The i3-8100 isn't limited to just single-thread performance. It's also suitable for strong multi-threaded applications, usually up to 4 threads. However, when you have a max of only 4 threads running at one time, the IPCs would be quite low.
The Broadwell-U platform, on the other hand, comes with two different U-series processors. The Core i5-8250U is a fanless model, which is aimed at small form factor PCs and compact builds as space is at a premium.
It's also appropriate for small notebooks, although it may not be as sturdy as its rugged i7-8086K and i5-8250K counterparts. You get a base clock of 1.6GHz, which boosts up to 3.4GHz with Turbo Boost. A dual-core hyper-threaded design with just four threads means that double the frequency you would expect from a 6-core CPU.

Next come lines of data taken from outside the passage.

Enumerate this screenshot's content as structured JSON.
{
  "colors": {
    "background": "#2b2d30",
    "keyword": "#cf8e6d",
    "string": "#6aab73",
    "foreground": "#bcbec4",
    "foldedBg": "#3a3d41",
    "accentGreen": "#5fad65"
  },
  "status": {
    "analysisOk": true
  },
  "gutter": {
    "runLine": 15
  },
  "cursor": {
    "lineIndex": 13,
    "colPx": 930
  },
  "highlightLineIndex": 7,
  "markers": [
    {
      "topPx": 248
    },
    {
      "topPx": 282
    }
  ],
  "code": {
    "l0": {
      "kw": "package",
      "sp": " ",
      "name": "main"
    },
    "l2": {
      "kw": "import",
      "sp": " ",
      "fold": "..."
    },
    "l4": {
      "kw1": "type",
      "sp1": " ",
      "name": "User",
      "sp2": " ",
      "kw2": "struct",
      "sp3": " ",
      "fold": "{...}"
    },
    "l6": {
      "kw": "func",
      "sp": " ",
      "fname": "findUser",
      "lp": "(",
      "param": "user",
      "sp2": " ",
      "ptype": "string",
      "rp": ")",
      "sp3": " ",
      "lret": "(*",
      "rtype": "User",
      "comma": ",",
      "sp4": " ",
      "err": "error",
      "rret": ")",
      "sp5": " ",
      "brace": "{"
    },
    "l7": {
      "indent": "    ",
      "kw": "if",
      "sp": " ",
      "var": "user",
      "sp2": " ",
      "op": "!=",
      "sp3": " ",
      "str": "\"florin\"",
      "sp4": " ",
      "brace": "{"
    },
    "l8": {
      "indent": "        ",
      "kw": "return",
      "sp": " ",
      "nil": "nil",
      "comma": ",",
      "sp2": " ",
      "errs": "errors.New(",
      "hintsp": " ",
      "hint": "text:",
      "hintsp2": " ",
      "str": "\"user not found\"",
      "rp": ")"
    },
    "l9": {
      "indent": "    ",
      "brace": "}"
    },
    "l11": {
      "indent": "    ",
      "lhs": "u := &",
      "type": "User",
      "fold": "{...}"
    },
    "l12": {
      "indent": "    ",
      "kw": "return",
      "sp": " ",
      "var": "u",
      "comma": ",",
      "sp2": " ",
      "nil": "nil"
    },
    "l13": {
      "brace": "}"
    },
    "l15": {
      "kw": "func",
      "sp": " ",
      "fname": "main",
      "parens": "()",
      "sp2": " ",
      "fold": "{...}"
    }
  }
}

The Core i7 processors also come with a base clock of 1.6GHz, turbo up to 4.6GHz, and have 12 KiB L3 cache vs. 14 or 20 KiB. This cache is shared between both cores though, and not just centered on a single core. We don't believe that the difference in the amount of cache is large enough to warrant choosing a lesser model, as the differences in $400 vs. $600 vary very little in performance.
Benchmarks on synthetic applications show that the dual-core i5 and i7 processors don't quite live up to their proclaimed 3.4GHz potential and turbo-boost ratios are not as good as their 4-core cousins. However, they still make an excellent choice for a system that is mainly used for normal tasks.
All of the Core i7-s are multiplier unlocked, so they can be overclocked without a lot of hassle. The Core i7-2600K is the fastest of our selection when using the supplied multipliers. It has a frequency of 3.80 GHz with a standard voltage of 1.3125 V, while the non-K SKU also has a hard-locked multiplier of 52x, with turbo-boost set to 3.9 GHz (tested with 2.4 V).
When you need more power for offices, online gaming or encoding, the Core i7-2600K provides it without missing a beat. To overclock the Core i7-2600K, we used the ASUS X79-Deluxe motherboard with the ASUS features unlocked BIOS and TurboVCore enabled.
The core multiplier was set to 52x with options to either overclock the memory by raising the ratio or using the on-package memory overclocking options. In this case we raise the ratio to 3.9 GHz, which does not seem to be able to hit that multiplier, with the chip running at just 3.7 GHz. That's a significant 6.